Photographers have long played a special role in capturing what it means to be poor in America. People like Dorothea Lang, Walker Evans and Gordon Parks helped illustrate what it was like to live in hunger and face material hardships.
But as the country has changed, so too has the face of poverty.
Steve Liss, the project director for AmericanPoverty.org — an organization of photojournalists looking to alleviate poverty in the U.S. — tells NPR's Michele Norris that he and fellow photographers are seeing "how thin the line is between middle class, working poor and poverty."
Liss and a group of photographers started the project "In Our Own Backyard" about five years ago. Liss says they have seen change in that time.
"We're seeing a tremendous increase in families who are seeking services," he says. "We're seeing a tremendous increase in people would not normally have considered themselves vulnerable."
Liss says the poverty is in places you wouldn't expect.
"You see abject poverty 100 miles south of Chicago in Hopkins Park, Ill., you see people living in huts with mud floors in Third World conditions," he says. "If you go up to rural Maine, you see children living in trailers with holes in the floor and no heat in the wintertime. These are things that people don't see, and that's largely because I think the mainstream media hasn't really fulfilled its obligation to provide that kind of imagery, to provide those kinds of stories so that people can engage."
That's his and his fellow photographers' goal — to "take invisible poverty and make it visible once again," Liss says.
"I don't think people really understand or have had the opportunity to see the new face of poverty and that's something that we're endeavoring to do."
MICHELE NORRIS, Host:
Steven Liss is the project director for AmericanPoverty.org. That's an organization of photojournalists that's looking to alleviate poverty in the U.S. Welcome to the program.
STEVE LISS: Thank you. Thank you for having me.
NORRIS: Based on what you're seeing in your lens, how has the face of poverty changed?
LISS: On the other hand, we're seeing a tremendous increase in families who are seeking services. We're seeing a tremendous increase in people who would not normally have considered themselves vulnerable. I mean, I think what we're seeing very clearly is just how thin the line is between middle class, working poor and poverty.

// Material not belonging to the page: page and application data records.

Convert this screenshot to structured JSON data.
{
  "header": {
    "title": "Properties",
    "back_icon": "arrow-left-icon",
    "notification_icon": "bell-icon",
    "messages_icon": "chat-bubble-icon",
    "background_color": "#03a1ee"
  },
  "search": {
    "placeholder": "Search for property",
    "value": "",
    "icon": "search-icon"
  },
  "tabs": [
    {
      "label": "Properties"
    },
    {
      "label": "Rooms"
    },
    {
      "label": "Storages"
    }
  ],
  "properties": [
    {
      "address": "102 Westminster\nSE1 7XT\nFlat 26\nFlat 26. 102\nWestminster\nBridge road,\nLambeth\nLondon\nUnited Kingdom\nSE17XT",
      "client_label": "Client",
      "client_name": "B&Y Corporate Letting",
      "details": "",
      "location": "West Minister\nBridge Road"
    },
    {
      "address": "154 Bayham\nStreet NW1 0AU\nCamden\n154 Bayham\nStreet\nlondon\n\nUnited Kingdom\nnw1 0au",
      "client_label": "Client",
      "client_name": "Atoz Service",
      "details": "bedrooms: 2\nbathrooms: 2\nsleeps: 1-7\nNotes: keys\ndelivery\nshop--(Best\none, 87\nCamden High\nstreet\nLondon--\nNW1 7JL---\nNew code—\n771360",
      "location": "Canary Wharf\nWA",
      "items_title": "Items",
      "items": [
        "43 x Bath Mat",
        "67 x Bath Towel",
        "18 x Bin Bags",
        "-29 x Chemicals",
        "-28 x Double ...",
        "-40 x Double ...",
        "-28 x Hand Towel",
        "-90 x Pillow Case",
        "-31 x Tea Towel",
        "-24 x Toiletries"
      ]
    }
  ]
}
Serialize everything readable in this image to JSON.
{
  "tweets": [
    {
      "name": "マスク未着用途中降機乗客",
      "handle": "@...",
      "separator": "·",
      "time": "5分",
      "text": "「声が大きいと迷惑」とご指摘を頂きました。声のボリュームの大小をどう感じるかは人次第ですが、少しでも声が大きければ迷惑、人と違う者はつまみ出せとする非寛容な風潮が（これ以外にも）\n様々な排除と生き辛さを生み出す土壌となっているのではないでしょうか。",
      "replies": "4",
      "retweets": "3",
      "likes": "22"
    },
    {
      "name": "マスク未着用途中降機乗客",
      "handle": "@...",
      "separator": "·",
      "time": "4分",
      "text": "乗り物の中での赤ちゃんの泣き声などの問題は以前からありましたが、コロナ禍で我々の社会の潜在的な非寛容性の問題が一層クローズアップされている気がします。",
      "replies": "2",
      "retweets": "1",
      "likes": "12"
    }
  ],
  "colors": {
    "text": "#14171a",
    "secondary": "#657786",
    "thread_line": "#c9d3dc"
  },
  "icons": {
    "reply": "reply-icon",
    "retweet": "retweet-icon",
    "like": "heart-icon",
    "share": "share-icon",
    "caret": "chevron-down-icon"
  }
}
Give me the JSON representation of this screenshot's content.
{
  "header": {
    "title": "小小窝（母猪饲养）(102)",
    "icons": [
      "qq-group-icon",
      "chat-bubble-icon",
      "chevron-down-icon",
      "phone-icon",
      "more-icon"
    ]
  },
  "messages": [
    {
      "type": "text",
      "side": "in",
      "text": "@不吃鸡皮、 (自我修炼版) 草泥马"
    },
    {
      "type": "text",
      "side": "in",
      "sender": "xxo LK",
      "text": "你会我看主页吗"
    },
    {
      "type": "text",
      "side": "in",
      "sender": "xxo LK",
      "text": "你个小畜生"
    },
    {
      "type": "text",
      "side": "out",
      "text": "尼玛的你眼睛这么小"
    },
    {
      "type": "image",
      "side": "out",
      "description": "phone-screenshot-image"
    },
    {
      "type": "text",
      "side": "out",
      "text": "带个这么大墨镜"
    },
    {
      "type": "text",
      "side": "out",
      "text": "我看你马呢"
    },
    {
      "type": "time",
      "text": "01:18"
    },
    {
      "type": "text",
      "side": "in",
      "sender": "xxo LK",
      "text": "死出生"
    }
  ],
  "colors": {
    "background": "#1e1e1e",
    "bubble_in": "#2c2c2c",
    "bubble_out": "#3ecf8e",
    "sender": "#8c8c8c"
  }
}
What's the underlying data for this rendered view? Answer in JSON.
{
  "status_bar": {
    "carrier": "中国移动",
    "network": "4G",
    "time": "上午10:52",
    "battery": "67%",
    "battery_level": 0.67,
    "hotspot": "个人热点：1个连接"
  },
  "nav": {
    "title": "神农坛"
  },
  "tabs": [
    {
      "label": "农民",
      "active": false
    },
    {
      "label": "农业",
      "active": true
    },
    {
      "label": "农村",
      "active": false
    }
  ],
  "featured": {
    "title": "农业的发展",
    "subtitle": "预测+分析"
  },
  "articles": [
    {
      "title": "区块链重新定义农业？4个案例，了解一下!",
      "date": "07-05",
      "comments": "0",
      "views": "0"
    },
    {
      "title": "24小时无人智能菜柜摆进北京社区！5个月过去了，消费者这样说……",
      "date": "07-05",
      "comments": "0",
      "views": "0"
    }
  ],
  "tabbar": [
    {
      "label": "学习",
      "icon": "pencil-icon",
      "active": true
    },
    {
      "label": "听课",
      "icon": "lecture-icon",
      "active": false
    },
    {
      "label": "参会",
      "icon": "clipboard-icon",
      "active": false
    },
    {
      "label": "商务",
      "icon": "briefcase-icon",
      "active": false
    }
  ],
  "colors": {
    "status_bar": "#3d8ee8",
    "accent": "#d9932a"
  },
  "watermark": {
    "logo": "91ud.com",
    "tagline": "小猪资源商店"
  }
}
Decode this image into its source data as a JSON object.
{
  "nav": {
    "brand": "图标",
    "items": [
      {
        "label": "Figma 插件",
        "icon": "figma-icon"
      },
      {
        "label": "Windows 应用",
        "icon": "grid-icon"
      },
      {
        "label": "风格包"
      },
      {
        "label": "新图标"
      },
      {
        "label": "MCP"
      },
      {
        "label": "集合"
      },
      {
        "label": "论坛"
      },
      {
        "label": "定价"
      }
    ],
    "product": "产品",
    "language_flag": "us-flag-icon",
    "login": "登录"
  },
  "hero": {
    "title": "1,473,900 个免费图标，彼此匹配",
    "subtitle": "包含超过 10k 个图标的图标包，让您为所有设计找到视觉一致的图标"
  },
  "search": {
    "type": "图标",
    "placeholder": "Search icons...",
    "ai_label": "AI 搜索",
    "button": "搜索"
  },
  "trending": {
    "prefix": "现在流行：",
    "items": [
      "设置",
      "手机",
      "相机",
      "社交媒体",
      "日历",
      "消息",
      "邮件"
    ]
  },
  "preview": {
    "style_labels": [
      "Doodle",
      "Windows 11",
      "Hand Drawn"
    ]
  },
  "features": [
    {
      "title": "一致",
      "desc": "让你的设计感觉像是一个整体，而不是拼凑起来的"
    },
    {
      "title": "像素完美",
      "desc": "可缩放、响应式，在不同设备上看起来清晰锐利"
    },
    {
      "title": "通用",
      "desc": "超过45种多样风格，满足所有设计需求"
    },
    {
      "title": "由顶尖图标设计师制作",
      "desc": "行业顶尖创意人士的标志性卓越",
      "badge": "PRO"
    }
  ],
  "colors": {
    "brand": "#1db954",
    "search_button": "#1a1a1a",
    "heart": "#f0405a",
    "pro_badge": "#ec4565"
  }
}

NORRIS: You know, how does - help me understand what you capture then? Because, you know, when you - and again, I have in mind those pictures from the Great Depression where people focused on empty refrigerators, distended bellies, homes that had dirt floors or were little more than shacks. And in that sense, that sort of beautiful portraits of great poverty helped create a very strong impression on America. When you go into homes and you photograph people who are living in poverty now, what do you see?
LISS: You know, I very often see the same thing, and the interesting thing is in places that people wouldn't expect. You know, you see abject poverty 100 miles south of Chicago. In Hopkins Park, Illinois, you see people living in huts with mud floors, in Third World conditions. If you go up to rural Maine, you see children living in trailers with holes in the floor and no heat in the wintertime. These are things that that people don't see, and that's largely because, I think, the mainstream media hasn't really fulfilled its obligation to provide that kind of imagery, to provide those kinds of stories, so that people can engage.
NORRIS: Do you also find poverty, though, in more surprising places? Would you see it in, you know, communities of tract homes in the suburbs or high-rises and even in a place like Chicago?
LISS: Absolutely. Absolutely. Again, it - our goal in the course of this effort is to take invisible poverty and make it visible once again. Now, that's hard to do because, as you say, you go into the tract homes and all, and everything looks just fine, but then, you go to the Catholic Charities relief center in that community and you find people there, families there that you never would have found before. We've seen in the course of the four or five years that we've undertaken this project, we've seen the change, and it's startling. And again, I don't think people really understand or have had an opportunity to see the new face of poverty, and that's something we're endeavoring to do.
NORRIS: The nature of photography has changed much in the last 10 years with the advent of...
NORRIS: ...digital photography and images that are lasting but also fleeting. They just sort of flit on small devices and don't sort of live and last in quite the same way. Has the role of photographers and reporting and capturing poverty changed as well?
LISS: I think it always changes as the media changes, but in the final analysis, not really. I think that the - look, if you're doing advocacy, the fact of the matter is anecdote trumps facts every time. I think that to - what can photography do? Photography can humanize the situation. Photography can let us see these people, let us begin to understand who the people are who still suffer in this richest of countries, and I don't think that's changed a bit.
NORRIS: Steven Liss is the project director for AmericanPoverty.org. He's also a professor at Columbia College Chicago. Mr. Liss, thank you very much.
LISS: It's my pleasure entirely. Thank you very much. Transcript provided by NPR, Copyright NPR.